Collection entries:
- - -
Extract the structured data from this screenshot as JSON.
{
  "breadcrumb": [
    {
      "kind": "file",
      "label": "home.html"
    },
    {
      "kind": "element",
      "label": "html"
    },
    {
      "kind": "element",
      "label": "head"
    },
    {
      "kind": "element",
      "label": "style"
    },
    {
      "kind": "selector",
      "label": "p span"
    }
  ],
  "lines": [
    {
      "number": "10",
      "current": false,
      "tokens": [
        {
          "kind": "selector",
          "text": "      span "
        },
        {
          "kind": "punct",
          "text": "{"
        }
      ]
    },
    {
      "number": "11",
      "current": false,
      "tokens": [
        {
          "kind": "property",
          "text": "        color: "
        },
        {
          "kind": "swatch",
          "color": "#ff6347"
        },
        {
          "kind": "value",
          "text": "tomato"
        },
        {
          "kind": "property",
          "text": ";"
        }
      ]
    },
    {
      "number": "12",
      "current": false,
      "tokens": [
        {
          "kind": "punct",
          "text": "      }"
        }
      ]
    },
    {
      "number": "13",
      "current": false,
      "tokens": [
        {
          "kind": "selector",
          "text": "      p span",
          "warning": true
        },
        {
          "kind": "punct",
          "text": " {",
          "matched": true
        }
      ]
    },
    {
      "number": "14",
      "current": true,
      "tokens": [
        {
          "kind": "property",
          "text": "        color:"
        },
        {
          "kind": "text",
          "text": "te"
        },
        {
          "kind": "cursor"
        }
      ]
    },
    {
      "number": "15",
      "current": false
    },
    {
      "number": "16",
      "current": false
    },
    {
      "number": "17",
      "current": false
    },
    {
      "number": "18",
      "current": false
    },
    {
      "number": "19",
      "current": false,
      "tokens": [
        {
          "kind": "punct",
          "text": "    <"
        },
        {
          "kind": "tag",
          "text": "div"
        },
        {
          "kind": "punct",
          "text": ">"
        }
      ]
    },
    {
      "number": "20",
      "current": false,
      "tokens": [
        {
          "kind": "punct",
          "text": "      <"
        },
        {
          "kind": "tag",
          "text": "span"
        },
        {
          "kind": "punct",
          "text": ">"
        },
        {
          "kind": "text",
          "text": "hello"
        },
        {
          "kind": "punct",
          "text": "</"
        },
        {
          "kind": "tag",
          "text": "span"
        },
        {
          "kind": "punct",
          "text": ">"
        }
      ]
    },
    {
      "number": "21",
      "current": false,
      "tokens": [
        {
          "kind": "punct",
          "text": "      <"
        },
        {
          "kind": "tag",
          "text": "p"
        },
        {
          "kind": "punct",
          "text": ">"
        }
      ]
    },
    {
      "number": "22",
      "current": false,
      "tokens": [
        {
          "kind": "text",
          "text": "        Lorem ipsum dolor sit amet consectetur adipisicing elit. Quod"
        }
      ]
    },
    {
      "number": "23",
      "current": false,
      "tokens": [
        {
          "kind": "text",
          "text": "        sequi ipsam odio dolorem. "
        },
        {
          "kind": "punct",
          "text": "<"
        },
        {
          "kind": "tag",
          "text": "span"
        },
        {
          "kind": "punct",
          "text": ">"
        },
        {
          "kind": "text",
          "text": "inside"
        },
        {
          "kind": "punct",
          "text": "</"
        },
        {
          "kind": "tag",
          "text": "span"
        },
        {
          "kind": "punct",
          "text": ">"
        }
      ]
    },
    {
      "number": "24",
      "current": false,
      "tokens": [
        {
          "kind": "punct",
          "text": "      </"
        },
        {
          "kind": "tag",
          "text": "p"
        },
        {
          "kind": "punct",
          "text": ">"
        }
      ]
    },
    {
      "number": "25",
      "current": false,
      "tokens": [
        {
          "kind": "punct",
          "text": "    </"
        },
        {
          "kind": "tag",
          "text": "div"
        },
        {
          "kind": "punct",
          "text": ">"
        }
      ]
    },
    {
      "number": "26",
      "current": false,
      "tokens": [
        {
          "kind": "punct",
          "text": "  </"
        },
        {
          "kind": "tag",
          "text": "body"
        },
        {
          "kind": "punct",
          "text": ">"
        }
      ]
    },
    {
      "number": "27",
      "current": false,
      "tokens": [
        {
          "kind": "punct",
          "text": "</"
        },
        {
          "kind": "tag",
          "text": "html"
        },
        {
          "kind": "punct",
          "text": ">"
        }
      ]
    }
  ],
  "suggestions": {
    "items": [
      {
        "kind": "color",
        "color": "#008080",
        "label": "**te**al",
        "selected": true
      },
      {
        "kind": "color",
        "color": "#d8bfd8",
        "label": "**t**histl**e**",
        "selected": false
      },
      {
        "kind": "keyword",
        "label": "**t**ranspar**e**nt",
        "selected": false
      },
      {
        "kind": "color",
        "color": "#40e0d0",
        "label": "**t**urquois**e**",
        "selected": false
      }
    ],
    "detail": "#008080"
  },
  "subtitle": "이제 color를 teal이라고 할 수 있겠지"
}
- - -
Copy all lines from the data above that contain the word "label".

      "label": "home.html"
      "label": "html"
      "label": "head"
      "label": "style"
      "label": "p span"
        "label": "**te**al",
        "label": "**t**histl**e**",
        "label": "**t**ranspar**e**nt",
        "label": "**t**urquois**e**",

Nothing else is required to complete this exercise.